Spiritual Courage in the Face of Toxic Harassment

The Twisted Circle tells the story of Sister Barbara, a nun who has just transferred to a convent in the northern jungle region of Guyana to teach school. Like the other nuns, she cares very much about the students. Her sudden promotion to the position of headmistress of the school infuriates the antagonist, Sister Francis, a white woman from the US, who believes she has more experience. Sister Francis has an inappropriately close relationship with the priest, Father Goodman. She thinks of him as more than a friend and is very possessive of him. I find the choice of names (Francis and Goodman) interesting, perhaps supporting the realization that people are not always as pious as they appear.
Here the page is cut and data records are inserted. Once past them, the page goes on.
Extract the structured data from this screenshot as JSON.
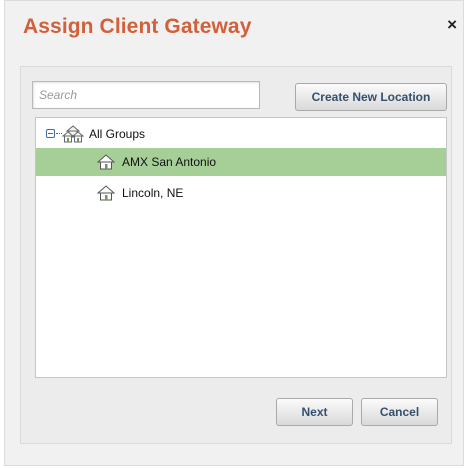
{
  "dialog": {
    "title": "Assign Client Gateway",
    "close_glyph": "×",
    "accent_color": "#d2603a"
  },
  "search": {
    "placeholder": "Search",
    "value": ""
  },
  "toolbar": {
    "create_label": "Create New Location"
  },
  "tree": {
    "root": {
      "label": "All Groups",
      "icon": "group-houses-icon",
      "expanded": true
    },
    "items": [
      {
        "label": "AMX San Antonio",
        "icon": "house-icon",
        "selected": true
      },
      {
        "label": "Lincoln, NE",
        "icon": "house-icon",
        "selected": false
      }
    ],
    "selected_color": "#a6cf98"
  },
  "footer": {
    "next_label": "Next",
    "cancel_label": "Cancel"
  }
}
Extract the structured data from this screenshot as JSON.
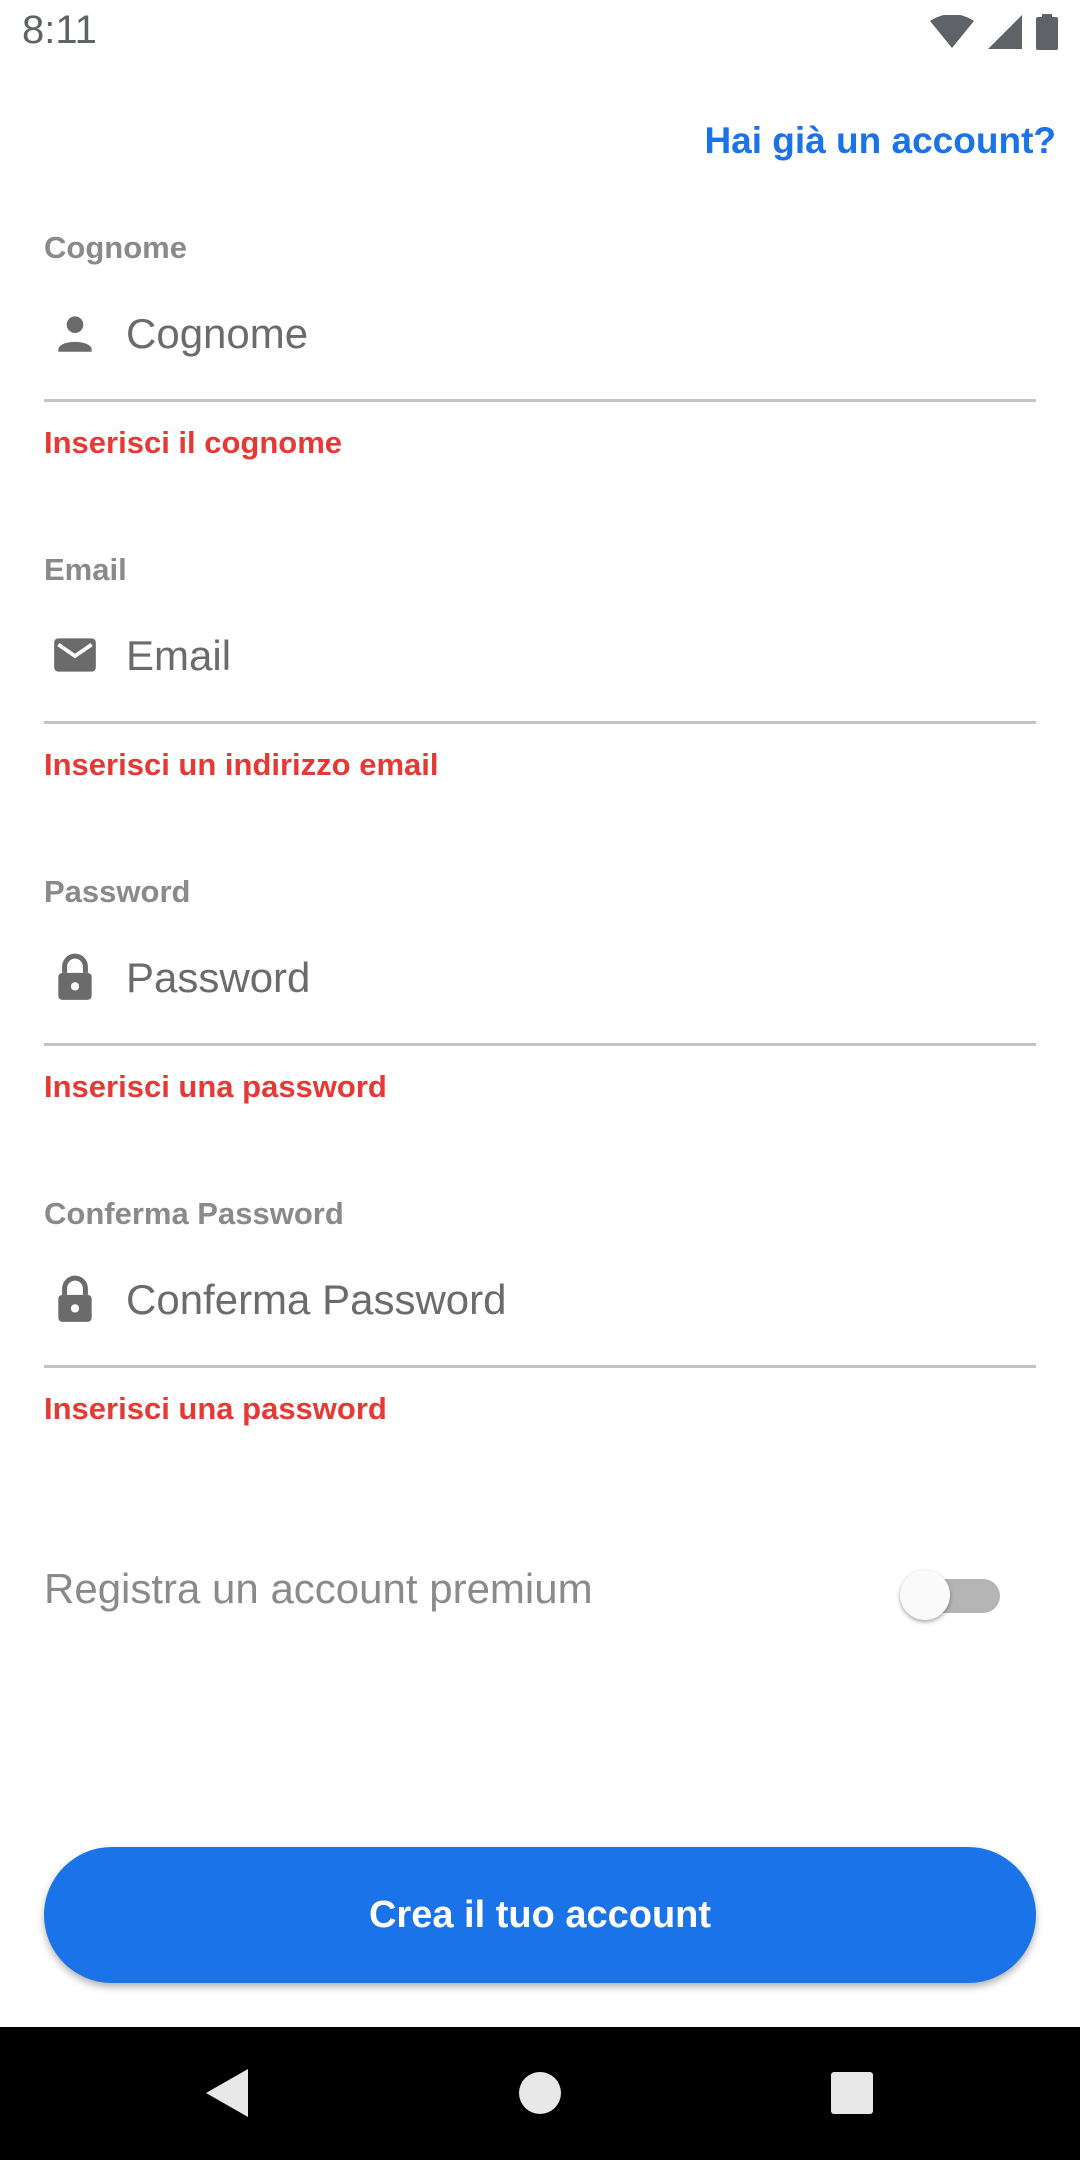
{
  "status_bar": {
    "time": "8:11",
    "icons": [
      "wifi-icon",
      "cellular-signal-icon",
      "battery-icon"
    ]
  },
  "header": {
    "login_link": "Hai già un account?"
  },
  "form": {
    "fields": [
      {
        "label": "Cognome",
        "placeholder": "Cognome",
        "value": "",
        "icon": "person-icon",
        "error": "Inserisci il cognome"
      },
      {
        "label": "Email",
        "placeholder": "Email",
        "value": "",
        "icon": "mail-icon",
        "error": "Inserisci un indirizzo email"
      },
      {
        "label": "Password",
        "placeholder": "Password",
        "value": "",
        "icon": "lock-icon",
        "error": "Inserisci una password"
      },
      {
        "label": "Conferma Password",
        "placeholder": "Conferma Password",
        "value": "",
        "icon": "lock-icon",
        "error": "Inserisci una password"
      }
    ],
    "premium_toggle": {
      "label": "Registra un account premium",
      "on": false
    },
    "submit_label": "Crea il tuo account"
  },
  "nav_bar": {
    "icons": [
      "back-icon",
      "home-icon",
      "recents-icon"
    ]
  },
  "colors": {
    "accent": "#1a73e8",
    "error": "#e53935",
    "label": "#8a8a8a",
    "navbar": "#000000"
  }
}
It’s helpful that we get to read the thoughts of both Sister Barbara and Sister Francis. The additional perspective allowed me to see Sister Francis as more than jealous and spiteful. Her journal entries reveal that the antagonist is overcome by paranoid delusions. This of course does not excuse her behavior as she attempts to destroy Barbara’s reputation. Reading as a white woman from the US, it was humbling and enlightening to experience Francis through the eyes of Barbara who is of East Indian and African heritage and often referred to, by herself and others, as Black.

Barbara struggles with self-doubt but shows admirable courage as she strives to do the work God has given her to do in a toxic environment of conflict, betrayal, and sexual harassment from men in religious and political authority. We feel how sad and frustrating it is that her colleague, Francis, craves the attention of a man at the expense of integrity. If Barbara and Frances could have been friends, they would have been able to support each other, but Francis’ twisted delusions prevented this. Meanwhile, the nuns in charge of the convent do not want to challenge the patriarchy or reveal its secrets.

Despite the lack of support from the church, Barbara remains faithful to God and finds comfort in the beauty of nature. When she stops to admire a velvet rose, she thinks, “God had to be a woman to create such beauty.” She also finds comfort in the forest spirits believed to live in the surrounding jungle. She shows spiritual maturity in her devotion to God while being open to the message she receives from the forest spirit to “walk in the light of the moon goddess, … feel the wind caress (her) weary body” … and “refresh (her) wounded spirit in the bosom of Mother Earth.”

While Sister Barbara, being a well-developed character, is not perfect, I greatly admire her strength and perseverance and enjoyed cheering her on as I read the book. I also admire the author Rosaline Bacchus, a former nun and a native of Guyana, for bringing us this story with compassion and courage. It is an enlightening story that nudges spiritual growth.

To see more about The Twisted Circle on Amazon, click HERE.

Visit the author’s blog HERE.